(NewsNation) — Math and reading scores fell significantly for 9-year-olds during the first two years of the COVID-19 pandemic, dropping to where they were 20 years ago.
In 2022 the National Center for Education Statistics, a branch of the U.S. Education Department, issued National Assessment of Educational Progress tests to 9-year-old students to examine their achievement during the COVID-19 pandemic.
Results were startling: The average scores for students declined by 5 points in reading and 7 points in math compared to 2020. The reading score hasn’t seen such a large decline since 1990, while the math score saw its first-ever decline, according to the center.
“These are some of the largest declines we have observed in a single assessment cycle in 50 years of the NAEP program,” Daniel McGrath, the acting associate commissioner of the National Center for Education Statistics, said. “Students in 2022 are performing at a level last seen two decades ago.”
This study comes after two years of upheaval in American schools, as they had to shut down for months at a time because of COVID-19 outbreaks. Students spent much time over this period learning from home, and virus disruptions didn’t let up, even after kids went back to the classroom.
Julie Jordan, a mom of two, said she’s not surprised by the report card after watching her own children fall behind.
“As a parent, we had to pick up the legwork and try to fill them in as much as we could, and it was still hard,” Jordan said. “And then you still had to deal with the teachers that were out because of their own kids with COVID. So it was just a really bad, vicious cycle.”
Statistics showed the pandemic’s upheaval especially hurt students of color.
Math scores for Black students fell by 13 points, compared to 5 points for white students. Reading scores dropped 6 points for white, Black and Hispanic students, according to the study. Altogether, the score gap between Black and white students widened by 8 percentage points during the pandemic — from 25 points in 2020 to 33 in 2022.
As The New York Times wrote, there has been research to document how deeply school closures affected low-income, as well as Black and Hispanic, students because their schools were more likely to have longer periods of remote learning.
However, there was one area where the achievement gap narrowed: between students attending suburban schools and those going to city schools.
What the declines in test scores mean, according to the New York Times, is that many 9-year-olds can demonstrate partial understanding of what they read, but fewer can infer a character’s feelings. Another illustration the Times used was in math: The research shows that although students might know simple arithmetic, not as many can add fractions with common denominators.
Reading and math scores, while they declined across the board for most 9-year-olds in the study, decreased even more for lower-performing students, compared to 2020.
Lower-performing students also had fewer resources, according to the study. Of the 70% of those tested who learned remotely during 2020-2021, higher performers had greater access to a tablet or desktop or laptop computer; better access to quiet places to work, at least some of the time; and a teacher available to help them every day or almost every day.

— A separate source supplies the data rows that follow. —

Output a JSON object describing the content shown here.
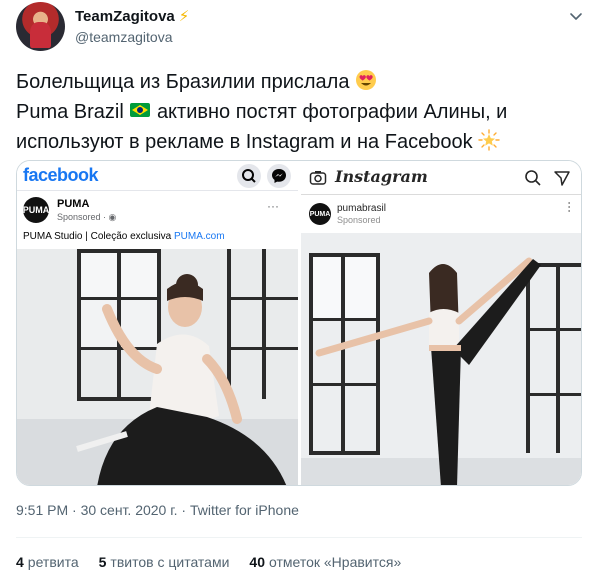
{
  "header": {
    "display_name": "TeamZagitova",
    "handle": "@teamzagitova",
    "verified_glyph": "⚡"
  },
  "tweet": {
    "line1": "Болельщица из Бразилии прислала",
    "line2_a": "Puma Brazil",
    "line2_b": "активно постят фотографии Алины, и",
    "line3": "используют в рекламе в Instagram и на Facebook",
    "emojis": [
      "heart-eyes-emoji",
      "brazil-flag-emoji",
      "glowing-star-emoji"
    ]
  },
  "media": {
    "facebook": {
      "logo": "facebook",
      "brand": "PUMA",
      "brand_mark": "PUMA",
      "sponsored": "Sponsored · ",
      "caption": "PUMA Studio | Coleção exclusiva ",
      "caption_link": "PUMA.com"
    },
    "instagram": {
      "logo": "Instagram",
      "brand": "pumabrasil",
      "brand_mark": "PUMA",
      "sponsored": "Sponsored"
    }
  },
  "footer": {
    "timestamp": "9:51 PM · 30 сент. 2020 г. · Twitter for iPhone",
    "retweets_count": "4",
    "retweets_label": "ретвита",
    "quotes_count": "5",
    "quotes_label": "твитов с цитатами",
    "likes_count": "40",
    "likes_label": "отметок «Нравится»"
  },
  "colors": {
    "text_primary": "#0f1419",
    "text_secondary": "#536471",
    "facebook_blue": "#1877f2",
    "border": "#cfd9de"
  }
}
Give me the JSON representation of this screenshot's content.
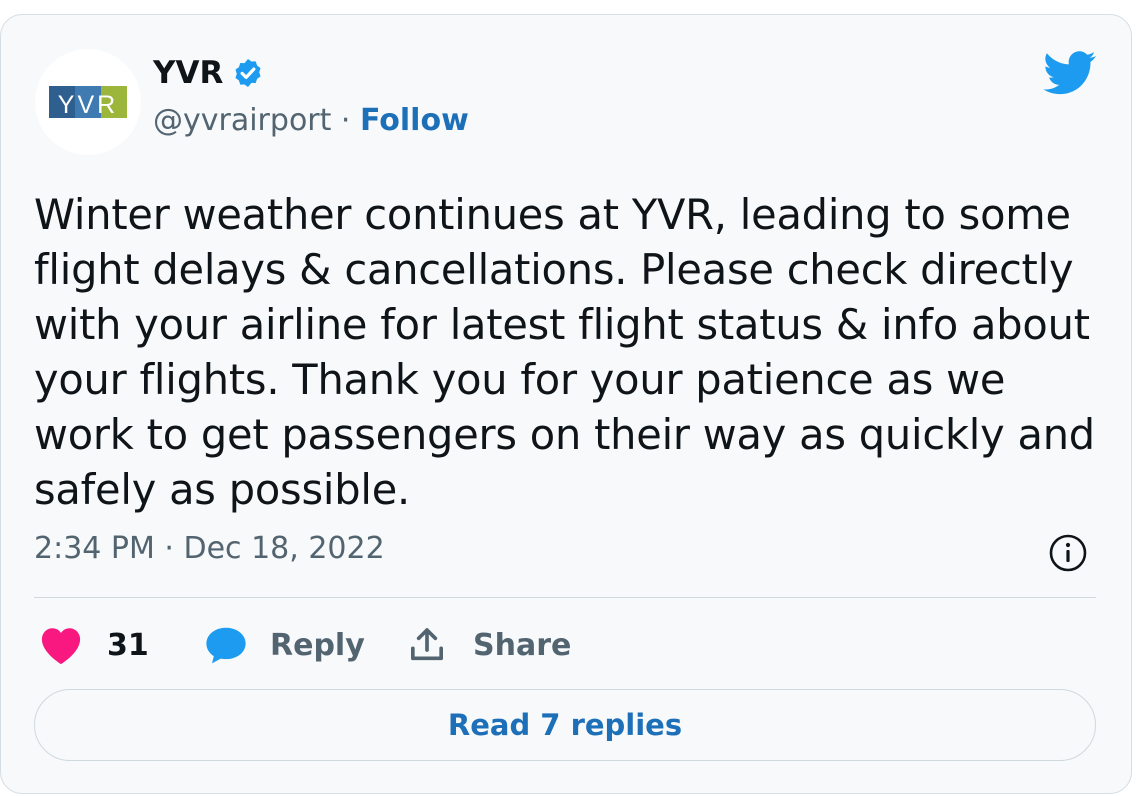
{
  "account": {
    "name": "YVR",
    "handle": "@yvrairport",
    "separator": " · ",
    "follow_label": "Follow",
    "logo_text": "YVR",
    "verified": true
  },
  "tweet": {
    "text": "Winter weather continues at YVR, leading to some flight delays & cancellations. Please check directly with your airline for latest flight status & info about your flights. Thank you for your patience as we work to get passengers on their way as quickly and safely as possible.",
    "timestamp": "2:34 PM · Dec 18, 2022"
  },
  "actions": {
    "like_count": "31",
    "reply_label": "Reply",
    "share_label": "Share"
  },
  "read_replies_label": "Read 7 replies",
  "colors": {
    "like": "#f91880",
    "reply_icon": "#1d9bf0",
    "link": "#1d6fb8",
    "twitter_bird": "#1d9bf0",
    "verified_badge": "#1d9bf0",
    "logo_blue": "#2f5f8f",
    "logo_green": "#9cb63c"
  },
  "icons": {
    "bird": "twitter-bird-icon",
    "verified": "verified-badge-icon",
    "info": "info-icon",
    "like": "heart-icon",
    "reply": "speech-bubble-icon",
    "share": "share-upload-icon"
  }
}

Test results released Thursday were drawn from a nationally representative sample of about 15,000 9-year-olds, USA Today said.
Overall, the results paint a “sobering picture” of schooling during the pandemic, said Peggy Carr, commissioner of the NCES.
Secretary of Education Miguel Cardona, in an opinion essay from USA Today, acknowledged that the pandemic “has had profound impacts on our youth and children.”
“Our students’ academic performance will reflect these impacts — as well as inequities in educational opportunity that preceded and continued through the pandemic,” Cardona wrote. “That’s also why under President Biden’s American Rescue Plan, we’ve directed over $130 billion in funding to school districts across the country to keep schools open and help them accelerate student learning.”
Tracy Fisher, a candidate for Texas’ State Board of Education who’s served on her local school board for a decade, said the solution to declining scores is to meet kids where they are, and make school fun and normal again.
“Kids can’t learn it faster. They’re not computers, they’re children,” she said. “So I think right now, if we want to move forward and help our kids learn, and quite frankly keep our teachers, we need to just give them time.”
The Associated Press contributed to this report.